90% are cutting discretionary spending this year;
78% are reducing travel and entertainment;
61% are suspending capital projects; and
59% are reducing headcount.
As a result, getting managers to focus on the right types of cost savings is more critical this year than ever. Organizations must ensure that they are driving surgical, sustainable cost reductions rather than indiscriminate cuts that will creep back into the organization (or, even worse, cripple future growth). Sounds good in theory, but how do the world's best companies do it in practice?
Companies under pressure to cut costs tend to focus on the large variable costs that have an immediate, significant impact (e.g., travel and entertainment, administrative staff). Unfortunately, as soon as external pressure dissipates, these costs often creep back into the cost base. In fact, CEB studies have shown that nearly 90% of companies that make cuts fail to sustain those cost reductions for more than three years.
CEB's Finance Practice examined 230 major corporate cost-cutting initiatives at S&P 500 companies from 1999â2004. In the first year, only 100 companies, or 43%, achieved cost reductions. After three years, that number fell to 24 companies, or just 11%. This group was appropriately named the "Elite Cost Cutters."
So, what made this group so much more adept than their peers at reducing costs sustainably?
Quite simply, the "Elite Cost Cutters" were successful because they were proficient in controlling the cost of goods sold, rather than just quickly (and sometimes indiscriminately) cutting sales, and general and administrative or 'overhead' costs, such as IT spending and travel.
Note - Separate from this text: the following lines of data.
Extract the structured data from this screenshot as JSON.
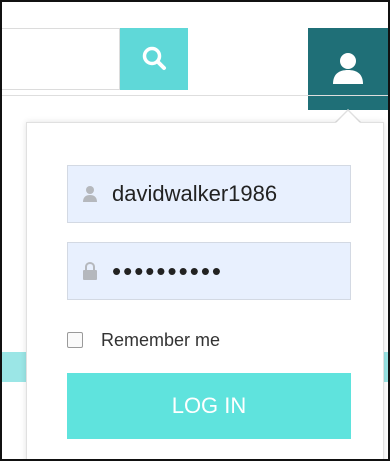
{
  "header": {
    "search": {
      "value": "",
      "placeholder": "",
      "icon": "search-icon"
    },
    "user_menu": {
      "icon": "user-icon"
    }
  },
  "login": {
    "username": {
      "value": "davidwalker1986",
      "icon": "user-icon"
    },
    "password": {
      "value": "**********",
      "icon": "lock-icon"
    },
    "remember_label": "Remember me",
    "remember_checked": false,
    "submit_label": "LOG IN"
  },
  "colors": {
    "accent": "#5fe3dd",
    "user_button": "#1f6f77",
    "field_background": "#e8f0fe"
  }
}
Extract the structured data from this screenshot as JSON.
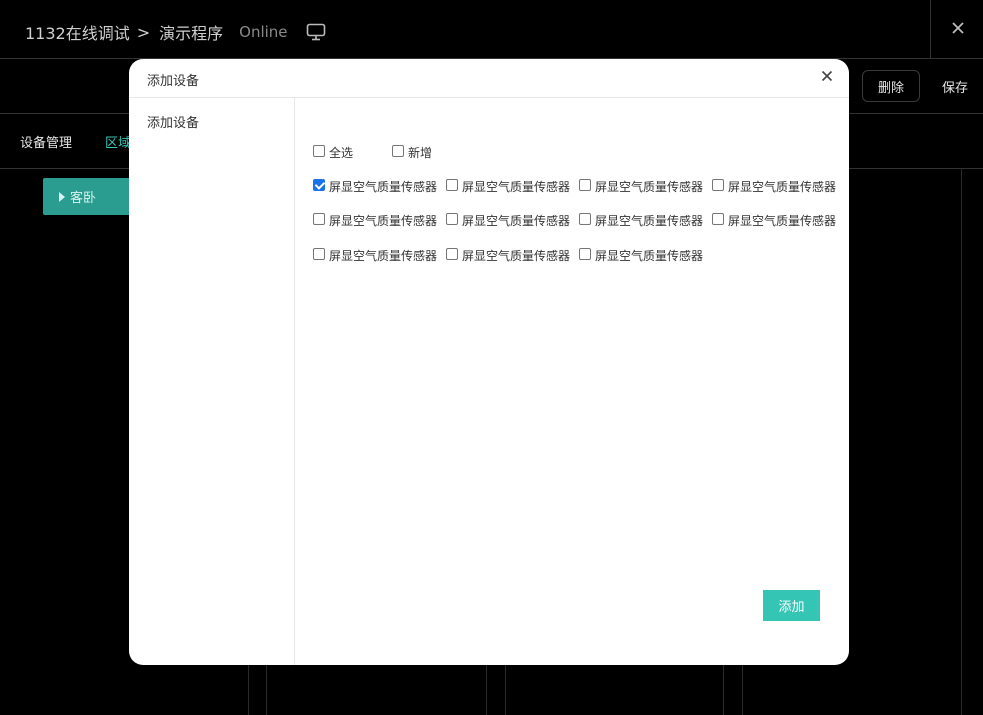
{
  "header": {
    "project": "1132在线调试",
    "separator": ">",
    "program": "演示程序",
    "status": "Online"
  },
  "toolbar": {
    "delete_label": "删除",
    "save_label": "保存"
  },
  "tabs": [
    "设备管理",
    "区域"
  ],
  "room": {
    "label": "客卧"
  },
  "modal": {
    "title": "添加设备",
    "sidebar_items": [
      "添加设备"
    ],
    "select_all_label": "全选",
    "new_label": "新增",
    "devices": [
      {
        "label": "屏显空气质量传感器",
        "checked": true
      },
      {
        "label": "屏显空气质量传感器",
        "checked": false
      },
      {
        "label": "屏显空气质量传感器",
        "checked": false
      },
      {
        "label": "屏显空气质量传感器",
        "checked": false
      },
      {
        "label": "屏显空气质量传感器",
        "checked": false
      },
      {
        "label": "屏显空气质量传感器",
        "checked": false
      },
      {
        "label": "屏显空气质量传感器",
        "checked": false
      },
      {
        "label": "屏显空气质量传感器",
        "checked": false
      },
      {
        "label": "屏显空气质量传感器",
        "checked": false
      },
      {
        "label": "屏显空气质量传感器",
        "checked": false
      },
      {
        "label": "屏显空气质量传感器",
        "checked": false
      }
    ],
    "add_button_label": "添加"
  },
  "colors": {
    "accent": "#35c5b5",
    "room_chip": "#2a9d90",
    "checkbox_checked": "#1a73e8"
  },
  "icons": [
    "monitor-icon",
    "close-icon",
    "triangle-right-icon"
  ]
}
In fact, most would be surprised to learn that the "Elite Cost Cutters" actually spend proportionally more on overhead than their peers as a way to effectively drive long-term operational efficiency across the business.
Provided by Corporate Executive Board —What the Best Companies Do™